fc = The fraction of civilizations that develop a technology that releases detectable signs of their existence into space.
L = The length of time such civilizations release detectable signals into space.
The original estimates that Drake and his colleagues used were as follows:
- R∗ = 1 yr−1 (1 star formed per year, on the average over the life of the galaxy; this was regarded as conservative)
- fp = 0.2 to 0.5 (one fifth to one half of all stars formed will have planets)
- ne = 1 to 5 (stars with planets will have between 1 and 5 planets capable of developing life)
- fl = 1 (100% of these planets will develop life)
- fi = 1 (100% of which will develop intelligent life)
- fc = 0.1 to 0.2 (10–20% of which will be able to communicate)
- L = 1,000 to 100,000,000 years (which will last somewhere between 1000 and 100,000,000 years)

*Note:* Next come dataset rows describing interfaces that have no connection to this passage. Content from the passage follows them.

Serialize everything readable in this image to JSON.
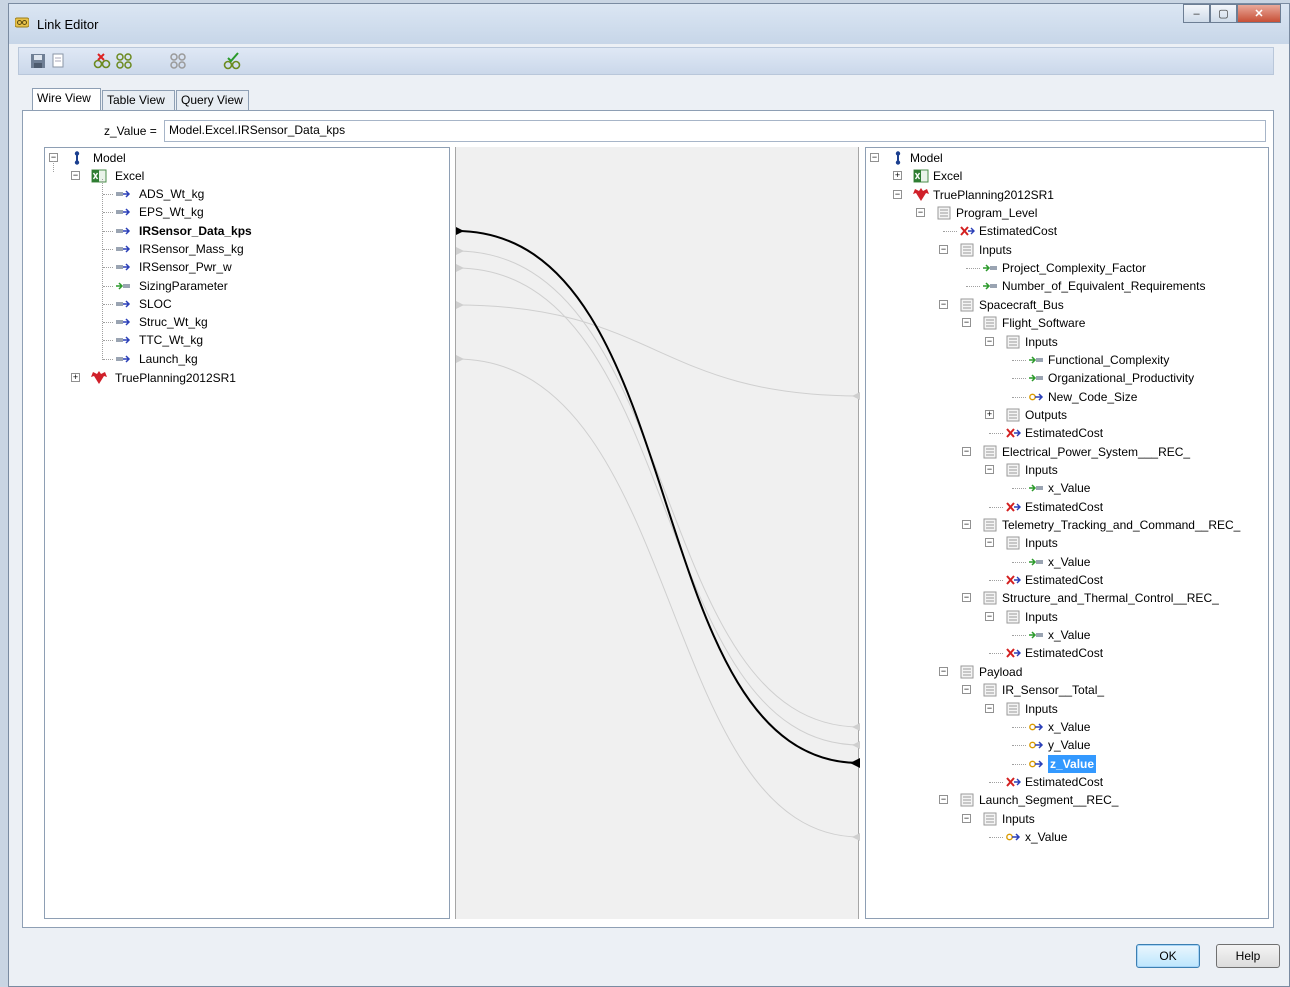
{
  "window": {
    "title": "Link Editor",
    "buttons": {
      "minimize": "–",
      "maximize": "▢",
      "close": "✕"
    }
  },
  "toolbar": {
    "items": [
      "save-icon",
      "copy-icon",
      "unlink-icon",
      "link-pair-icon",
      "link-all-icon",
      "link-check-icon"
    ]
  },
  "tabs": [
    {
      "label": "Wire View",
      "active": true
    },
    {
      "label": "Table View",
      "active": false
    },
    {
      "label": "Query View",
      "active": false
    }
  ],
  "formula": {
    "label": "z_Value =",
    "value": "Model.Excel.IRSensor_Data_kps"
  },
  "left_tree": {
    "root": "Model",
    "excel": "Excel",
    "items": [
      {
        "label": "ADS_Wt_kg",
        "type": "output"
      },
      {
        "label": "EPS_Wt_kg",
        "type": "output"
      },
      {
        "label": "IRSensor_Data_kps",
        "type": "output",
        "bold": true
      },
      {
        "label": "IRSensor_Mass_kg",
        "type": "output"
      },
      {
        "label": "IRSensor_Pwr_w",
        "type": "output"
      },
      {
        "label": "SizingParameter",
        "type": "input"
      },
      {
        "label": "SLOC",
        "type": "output"
      },
      {
        "label": "Struc_Wt_kg",
        "type": "output"
      },
      {
        "label": "TTC_Wt_kg",
        "type": "output"
      },
      {
        "label": "Launch_kg",
        "type": "output"
      }
    ],
    "trueplanning": "TruePlanning2012SR1"
  },
  "right_tree": [
    {
      "label": "Model",
      "icon": "model",
      "level": 0,
      "exp": "-"
    },
    {
      "label": "Excel",
      "icon": "excel",
      "level": 1,
      "exp": "+"
    },
    {
      "label": "TruePlanning2012SR1",
      "icon": "tp",
      "level": 1,
      "exp": "-"
    },
    {
      "label": "Program_Level",
      "icon": "folder",
      "level": 2,
      "exp": "-"
    },
    {
      "label": "EstimatedCost",
      "icon": "cost",
      "level": 3
    },
    {
      "label": "Inputs",
      "icon": "folder",
      "level": 3,
      "exp": "-"
    },
    {
      "label": "Project_Complexity_Factor",
      "icon": "input",
      "level": 4
    },
    {
      "label": "Number_of_Equivalent_Requirements",
      "icon": "input",
      "level": 4
    },
    {
      "label": "Spacecraft_Bus",
      "icon": "folder",
      "level": 3,
      "exp": "-"
    },
    {
      "label": "Flight_Software",
      "icon": "folder",
      "level": 4,
      "exp": "-"
    },
    {
      "label": "Inputs",
      "icon": "folder",
      "level": 5,
      "exp": "-"
    },
    {
      "label": "Functional_Complexity",
      "icon": "input",
      "level": 6
    },
    {
      "label": "Organizational_Productivity",
      "icon": "input",
      "level": 6
    },
    {
      "label": "New_Code_Size",
      "icon": "linked",
      "level": 6
    },
    {
      "label": "Outputs",
      "icon": "folder",
      "level": 5,
      "exp": "+"
    },
    {
      "label": "EstimatedCost",
      "icon": "cost",
      "level": 5
    },
    {
      "label": "Electrical_Power_System___REC_",
      "icon": "folder",
      "level": 4,
      "exp": "-"
    },
    {
      "label": "Inputs",
      "icon": "folder",
      "level": 5,
      "exp": "-"
    },
    {
      "label": "x_Value",
      "icon": "input",
      "level": 6
    },
    {
      "label": "EstimatedCost",
      "icon": "cost",
      "level": 5
    },
    {
      "label": "Telemetry_Tracking_and_Command__REC_",
      "icon": "folder",
      "level": 4,
      "exp": "-"
    },
    {
      "label": "Inputs",
      "icon": "folder",
      "level": 5,
      "exp": "-"
    },
    {
      "label": "x_Value",
      "icon": "input",
      "level": 6
    },
    {
      "label": "EstimatedCost",
      "icon": "cost",
      "level": 5
    },
    {
      "label": "Structure_and_Thermal_Control__REC_",
      "icon": "folder",
      "level": 4,
      "exp": "-"
    },
    {
      "label": "Inputs",
      "icon": "folder",
      "level": 5,
      "exp": "-"
    },
    {
      "label": "x_Value",
      "icon": "input",
      "level": 6
    },
    {
      "label": "EstimatedCost",
      "icon": "cost",
      "level": 5
    },
    {
      "label": "Payload",
      "icon": "folder",
      "level": 3,
      "exp": "-"
    },
    {
      "label": "IR_Sensor__Total_",
      "icon": "folder",
      "level": 4,
      "exp": "-"
    },
    {
      "label": "Inputs",
      "icon": "folder",
      "level": 5,
      "exp": "-"
    },
    {
      "label": "x_Value",
      "icon": "linked",
      "level": 6
    },
    {
      "label": "y_Value",
      "icon": "linked",
      "level": 6
    },
    {
      "label": "z_Value",
      "icon": "linked",
      "level": 6,
      "selected": true
    },
    {
      "label": "EstimatedCost",
      "icon": "cost",
      "level": 5
    },
    {
      "label": "Launch_Segment__REC_",
      "icon": "folder",
      "level": 3,
      "exp": "-"
    },
    {
      "label": "Inputs",
      "icon": "folder",
      "level": 4,
      "exp": "-"
    },
    {
      "label": "x_Value",
      "icon": "linked",
      "level": 5
    }
  ],
  "buttons": {
    "ok": "OK",
    "help": "Help"
  }
}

Using the minimum values results in an N of 20. Using the maximum values would give us an N of 50,000,000. Obviously, the range of possibility here is almost too large to be considered worthwhile. There may be so few civilizations with sufficiently advanced technology that the chances of contact over such a vast area as our galaxy approaches zero, or there could be so many that me might expect contact to occur sometime in the next few decades.
Based on this wide variance, Drake says that we might reliably only state that the value of N is somewhere between 1,000 and 100,000,000, or roughly that N = L.

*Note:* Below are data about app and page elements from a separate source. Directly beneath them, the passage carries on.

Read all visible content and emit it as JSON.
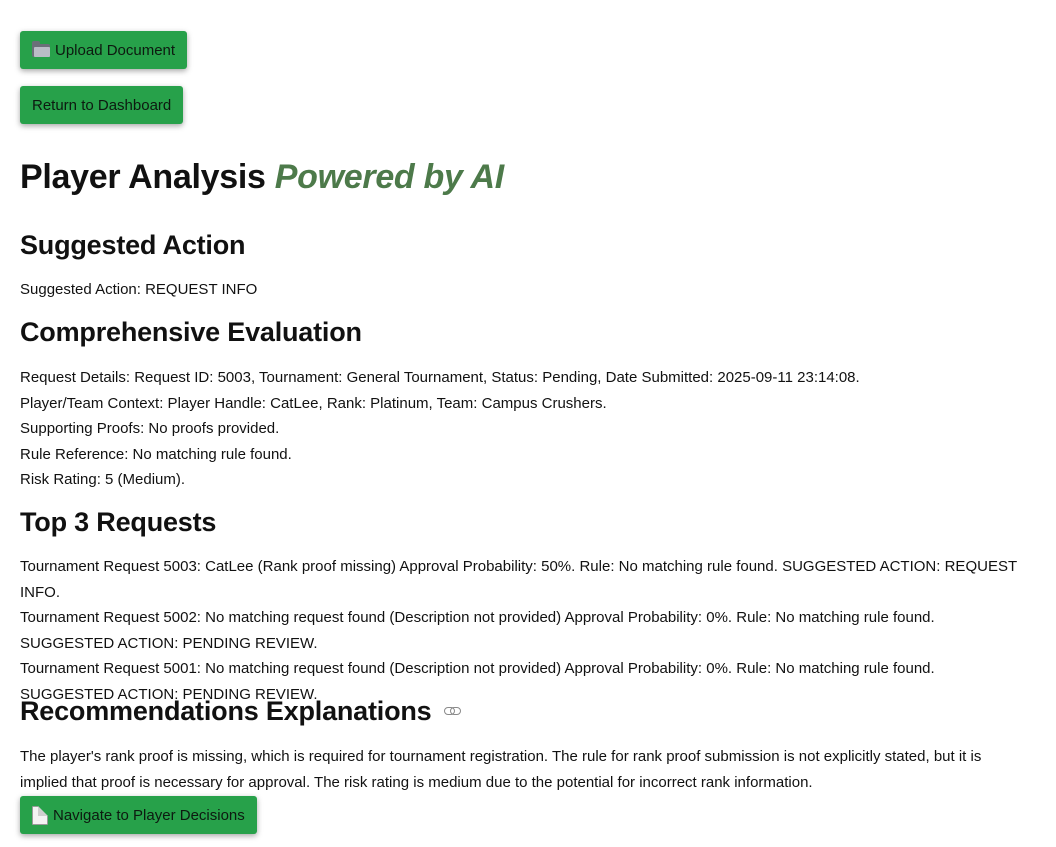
{
  "buttons": {
    "upload_label": "Upload Document",
    "return_label": "Return to Dashboard",
    "navigate_label": "Navigate to Player Decisions"
  },
  "icons": {
    "upload": "folder-icon",
    "navigate": "page-icon",
    "anchor": "link-icon"
  },
  "header": {
    "title": "Player Analysis",
    "tagline": "Powered by AI"
  },
  "suggested": {
    "heading": "Suggested Action",
    "text": "Suggested Action: REQUEST INFO"
  },
  "evaluation": {
    "heading": "Comprehensive Evaluation",
    "lines": [
      "Request Details: Request ID: 5003, Tournament: General Tournament, Status: Pending, Date Submitted: 2025-09-11 23:14:08.",
      "Player/Team Context: Player Handle: CatLee, Rank: Platinum, Team: Campus Crushers.",
      "Supporting Proofs: No proofs provided.",
      "Rule Reference: No matching rule found.",
      "Risk Rating: 5 (Medium)."
    ]
  },
  "top_requests": {
    "heading": "Top 3 Requests",
    "items": [
      "Tournament Request 5003: CatLee (Rank proof missing) Approval Probability: 50%. Rule: No matching rule found. SUGGESTED ACTION: REQUEST INFO.",
      "Tournament Request 5002: No matching request found (Description not provided) Approval Probability: 0%. Rule: No matching rule found. SUGGESTED ACTION: PENDING REVIEW.",
      "Tournament Request 5001: No matching request found (Description not provided) Approval Probability: 0%. Rule: No matching rule found. SUGGESTED ACTION: PENDING REVIEW."
    ]
  },
  "recommendations": {
    "heading": "Recommendations Explanations",
    "text": "The player's rank proof is missing, which is required for tournament registration. The rule for rank proof submission is not explicitly stated, but it is implied that proof is necessary for approval. The risk rating is medium due to the potential for incorrect rank information."
  },
  "colors": {
    "button_bg": "#27a14a",
    "tagline": "#4d7a4a"
  }
}
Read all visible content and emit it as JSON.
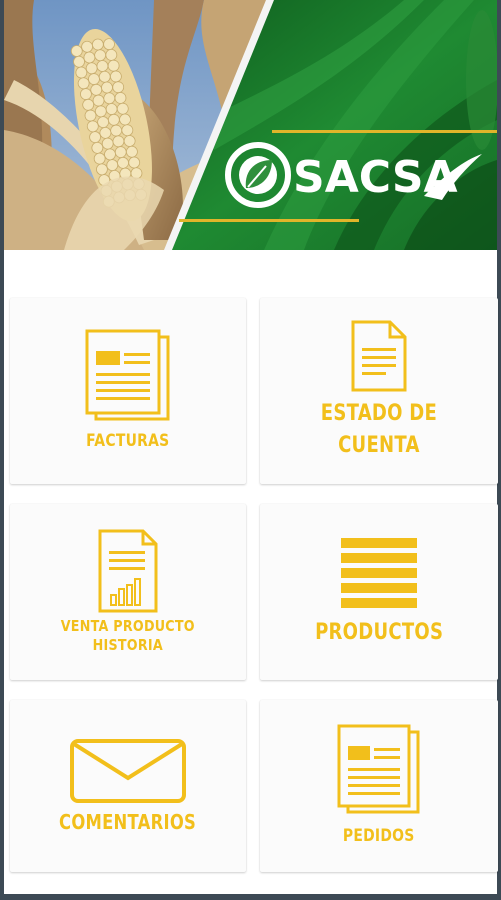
{
  "brand": {
    "name": "SACSA"
  },
  "colors": {
    "accent": "#f2bf1b",
    "green": "#1b7a2b",
    "tile_bg": "#fbfbfb"
  },
  "tiles": [
    {
      "label": "FACTURAS",
      "icon": "invoice-icon"
    },
    {
      "label": "ESTADO DE\nCUENTA",
      "icon": "document-icon"
    },
    {
      "label": "VENTA PRODUCTO\nHISTORIA",
      "icon": "report-chart-icon"
    },
    {
      "label": "PRODUCTOS",
      "icon": "list-icon"
    },
    {
      "label": "COMENTARIOS",
      "icon": "envelope-icon"
    },
    {
      "label": "PEDIDOS",
      "icon": "orders-icon"
    }
  ]
}
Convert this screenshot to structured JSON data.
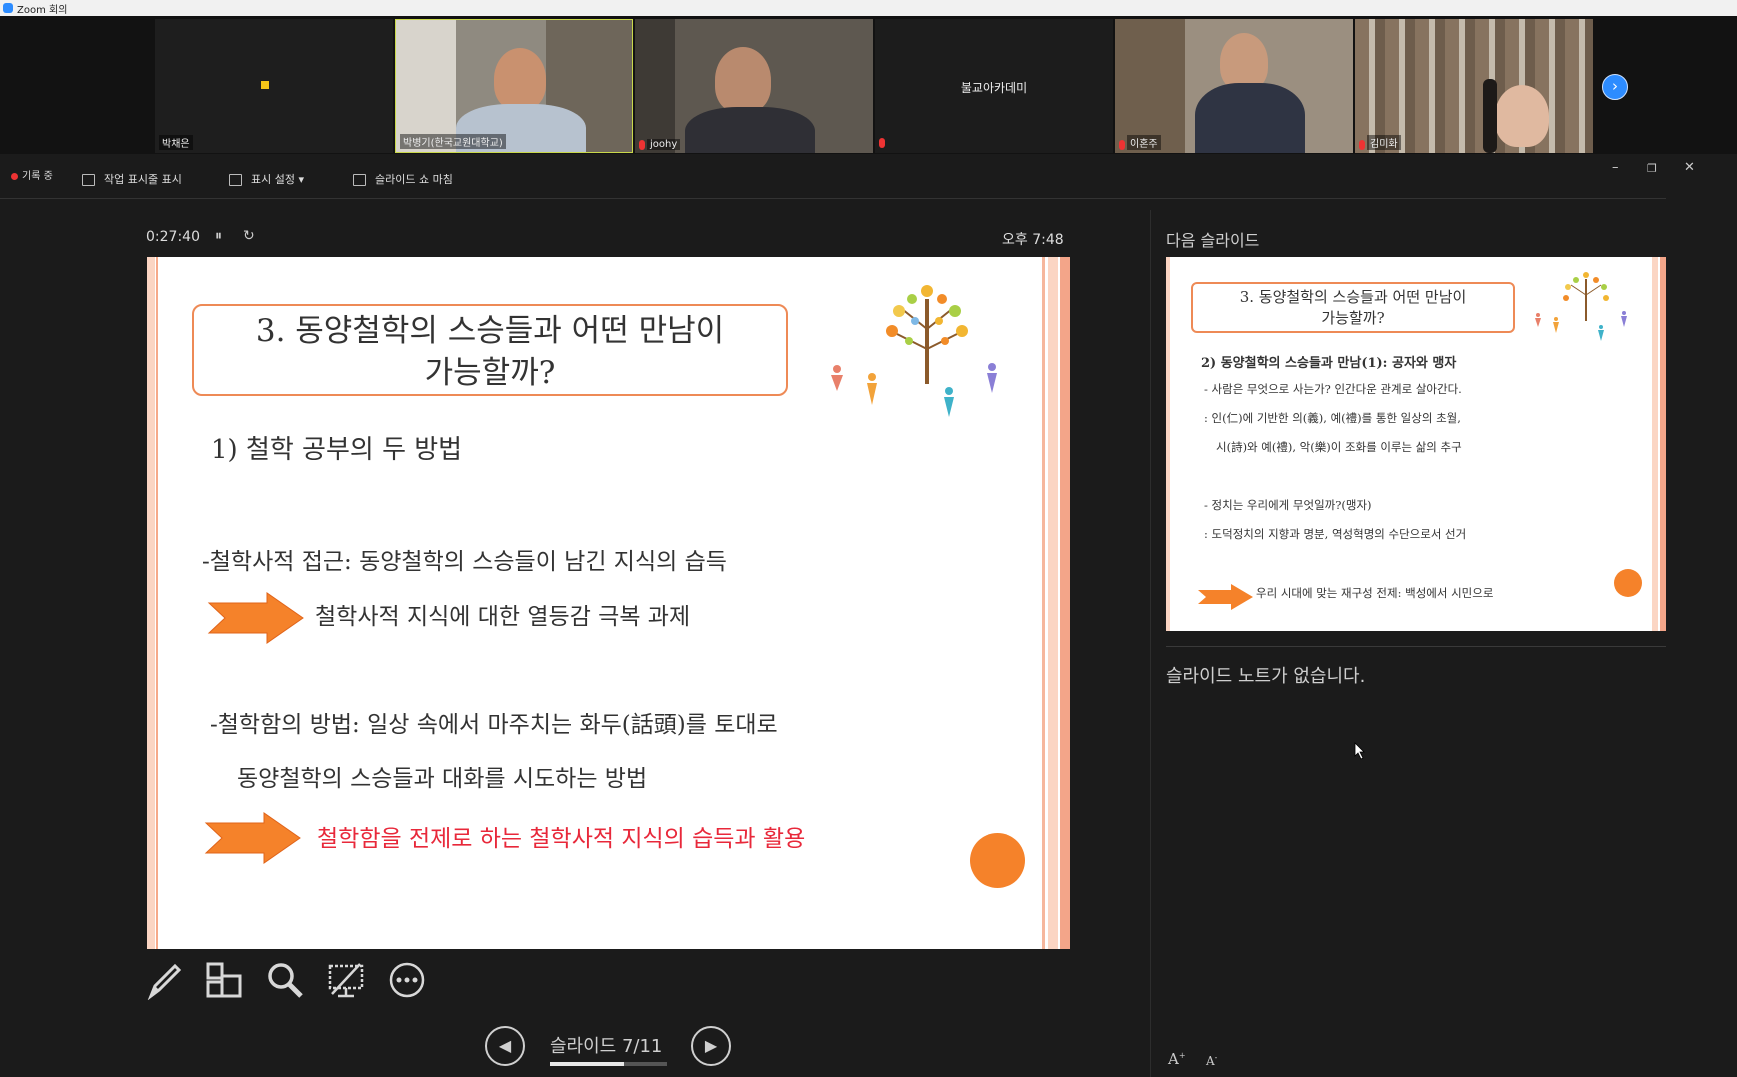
{
  "window": {
    "title": "Zoom 회의"
  },
  "gallery": {
    "participants": [
      {
        "name": "박채은"
      },
      {
        "name": "박병기(한국교원대학교)"
      },
      {
        "name": "joohy"
      },
      {
        "name": "불교아카데미"
      },
      {
        "name": "이혼주"
      },
      {
        "name": "김미화"
      }
    ]
  },
  "toolbar": {
    "recording_label": "기록 중",
    "show_taskbar_label": "작업 표시줄 표시",
    "display_settings_label": "표시 설정 ▾",
    "end_slideshow_label": "슬라이드 쇼 마침"
  },
  "presenter": {
    "elapsed": "0:27:40",
    "clock": "오후 7:48",
    "slide_counter": "슬라이드 7/11",
    "progress": 0.636,
    "next_slide_label": "다음 슬라이드",
    "notes_text": "슬라이드 노트가 없습니다."
  },
  "current_slide": {
    "title_line1": "3. 동양철학의 스승들과 어떤 만남이",
    "title_line2": "가능할까?",
    "heading": "1) 철학 공부의 두 방법",
    "point1": "-철학사적 접근: 동양철학의 스승들이 남긴 지식의 습득",
    "point1_arrow_text": "철학사적 지식에 대한 열등감 극복 과제",
    "point2_line1": "-철학함의 방법: 일상 속에서 마주치는 화두(話頭)를 토대로",
    "point2_line2": "동양철학의 스승들과 대화를 시도하는 방법",
    "point2_arrow_text": "철학함을 전제로 하는 철학사적 지식의 습득과 활용",
    "accent_color": "#f5822a",
    "highlight_color": "#e8283a"
  },
  "next_slide": {
    "title_line1": "3. 동양철학의 스승들과 어떤 만남이",
    "title_line2": "가능할까?",
    "heading": "2) 동양철학의 스승들과 만남(1): 공자와 맹자",
    "line1": "- 사람은 무엇으로 사는가? 인간다운 관계로 살아간다.",
    "line2": ": 인(仁)에 기반한 의(義), 예(禮)를 통한 일상의 초월,",
    "line3": "시(詩)와 예(禮), 악(樂)이 조화를 이루는 삶의 추구",
    "line4": "- 정치는 우리에게 무엇일까?(맹자)",
    "line5": ": 도덕정치의 지향과 명분, 역성혁명의 수단으로서 선거",
    "arrow_text": "우리 시대에 맞는 재구성 전제: 백성에서 시민으로"
  },
  "icons": {
    "pen": "pen-icon",
    "grid": "slides-grid-icon",
    "search": "magnifier-icon",
    "screen": "screen-off-icon",
    "more": "more-icon",
    "prev": "prev-icon",
    "next": "next-icon",
    "font_up": "A",
    "font_down": "A"
  }
}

However, more recent data suggests that the range of possibilities may be much narrower: Somewhere between 12,000 and 96,000 potential civilizations might exist in our galaxy. For more detail on these updated variables, see my article here.
Even though these figures seem very large, on the vast scale of the galaxy these other intelligences are still very spread out, all separated by tens of light years at a minimum. A great majority of those civilizations would currently exist at technological levels centuries more primitive than our own or might have reached a point where their actions have devastated their advancement and taken them off of the track to being spacefaring. Others may be thousands of years more advanced (or perhaps millions of years), and might not even be interested in communicating with a “backwards” world such as Earth.
If, and when, we make contact with an intelligence on par with our own, these new acquaintances will be very different. But there will be some commonalities, and we will need to strive to fashion an understanding between us so that a future can be forged. When we discover other beings who are exploring the universe with a curiosity much like our own, not only will we finally know that we are not alone — we will also multiply our knowledge of the cosmos and become part of a multiplanetary kinship.
A new chapter in the life of Earth will begin.
Thank you for reading and sharing!